#### Exercise inputs:

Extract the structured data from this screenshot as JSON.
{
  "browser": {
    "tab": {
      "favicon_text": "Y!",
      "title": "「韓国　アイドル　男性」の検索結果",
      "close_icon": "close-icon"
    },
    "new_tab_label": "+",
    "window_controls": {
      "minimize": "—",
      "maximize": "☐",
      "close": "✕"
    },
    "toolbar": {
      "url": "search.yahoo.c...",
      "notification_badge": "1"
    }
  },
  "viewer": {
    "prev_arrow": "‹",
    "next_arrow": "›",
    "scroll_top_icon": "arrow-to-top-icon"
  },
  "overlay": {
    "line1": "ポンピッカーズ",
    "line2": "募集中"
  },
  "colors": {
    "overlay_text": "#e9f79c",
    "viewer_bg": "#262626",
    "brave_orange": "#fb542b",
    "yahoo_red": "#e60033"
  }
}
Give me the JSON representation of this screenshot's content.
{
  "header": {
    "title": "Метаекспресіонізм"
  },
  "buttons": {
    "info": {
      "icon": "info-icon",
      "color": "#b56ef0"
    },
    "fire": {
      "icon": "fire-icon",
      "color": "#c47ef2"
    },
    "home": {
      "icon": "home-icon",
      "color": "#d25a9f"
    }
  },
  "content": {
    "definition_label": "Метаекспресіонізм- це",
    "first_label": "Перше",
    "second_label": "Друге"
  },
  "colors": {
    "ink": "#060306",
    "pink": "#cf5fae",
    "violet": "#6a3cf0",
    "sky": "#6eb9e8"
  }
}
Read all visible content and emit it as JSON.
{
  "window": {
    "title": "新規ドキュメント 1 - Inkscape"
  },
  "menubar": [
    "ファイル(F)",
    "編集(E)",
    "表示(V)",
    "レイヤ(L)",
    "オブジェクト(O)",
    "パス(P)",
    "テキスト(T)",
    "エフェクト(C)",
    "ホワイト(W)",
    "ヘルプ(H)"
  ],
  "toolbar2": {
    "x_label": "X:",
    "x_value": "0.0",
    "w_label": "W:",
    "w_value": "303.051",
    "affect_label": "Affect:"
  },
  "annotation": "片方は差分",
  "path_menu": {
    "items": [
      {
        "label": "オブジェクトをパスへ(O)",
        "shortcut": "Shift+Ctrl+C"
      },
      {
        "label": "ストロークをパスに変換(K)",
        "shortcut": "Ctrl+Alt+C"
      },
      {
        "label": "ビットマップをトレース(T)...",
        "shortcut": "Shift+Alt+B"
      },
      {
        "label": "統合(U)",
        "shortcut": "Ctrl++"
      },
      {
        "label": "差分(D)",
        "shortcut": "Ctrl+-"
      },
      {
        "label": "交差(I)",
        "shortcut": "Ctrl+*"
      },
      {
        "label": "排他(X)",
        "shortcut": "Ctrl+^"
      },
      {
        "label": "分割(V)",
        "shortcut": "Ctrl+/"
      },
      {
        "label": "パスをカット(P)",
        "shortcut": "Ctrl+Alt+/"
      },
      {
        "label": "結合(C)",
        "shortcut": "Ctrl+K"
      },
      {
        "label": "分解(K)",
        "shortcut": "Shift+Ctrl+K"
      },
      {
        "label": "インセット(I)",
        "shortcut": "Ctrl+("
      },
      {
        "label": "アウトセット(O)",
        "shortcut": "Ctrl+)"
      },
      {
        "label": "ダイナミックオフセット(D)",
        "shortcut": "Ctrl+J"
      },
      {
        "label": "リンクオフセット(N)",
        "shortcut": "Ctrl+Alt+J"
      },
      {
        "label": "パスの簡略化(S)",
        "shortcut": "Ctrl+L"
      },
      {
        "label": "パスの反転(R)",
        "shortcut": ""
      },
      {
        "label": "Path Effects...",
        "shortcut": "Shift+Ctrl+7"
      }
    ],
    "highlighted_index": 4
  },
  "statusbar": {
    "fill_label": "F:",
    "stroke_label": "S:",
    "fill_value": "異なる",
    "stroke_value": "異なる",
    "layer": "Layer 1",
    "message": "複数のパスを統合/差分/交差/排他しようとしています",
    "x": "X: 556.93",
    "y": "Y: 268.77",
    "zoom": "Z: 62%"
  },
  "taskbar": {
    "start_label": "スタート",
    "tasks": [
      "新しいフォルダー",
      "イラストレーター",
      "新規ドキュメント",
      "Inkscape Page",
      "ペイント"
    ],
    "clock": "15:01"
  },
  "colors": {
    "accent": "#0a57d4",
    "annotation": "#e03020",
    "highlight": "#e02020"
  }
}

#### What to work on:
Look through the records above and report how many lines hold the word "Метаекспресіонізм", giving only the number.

#### Written reply:
2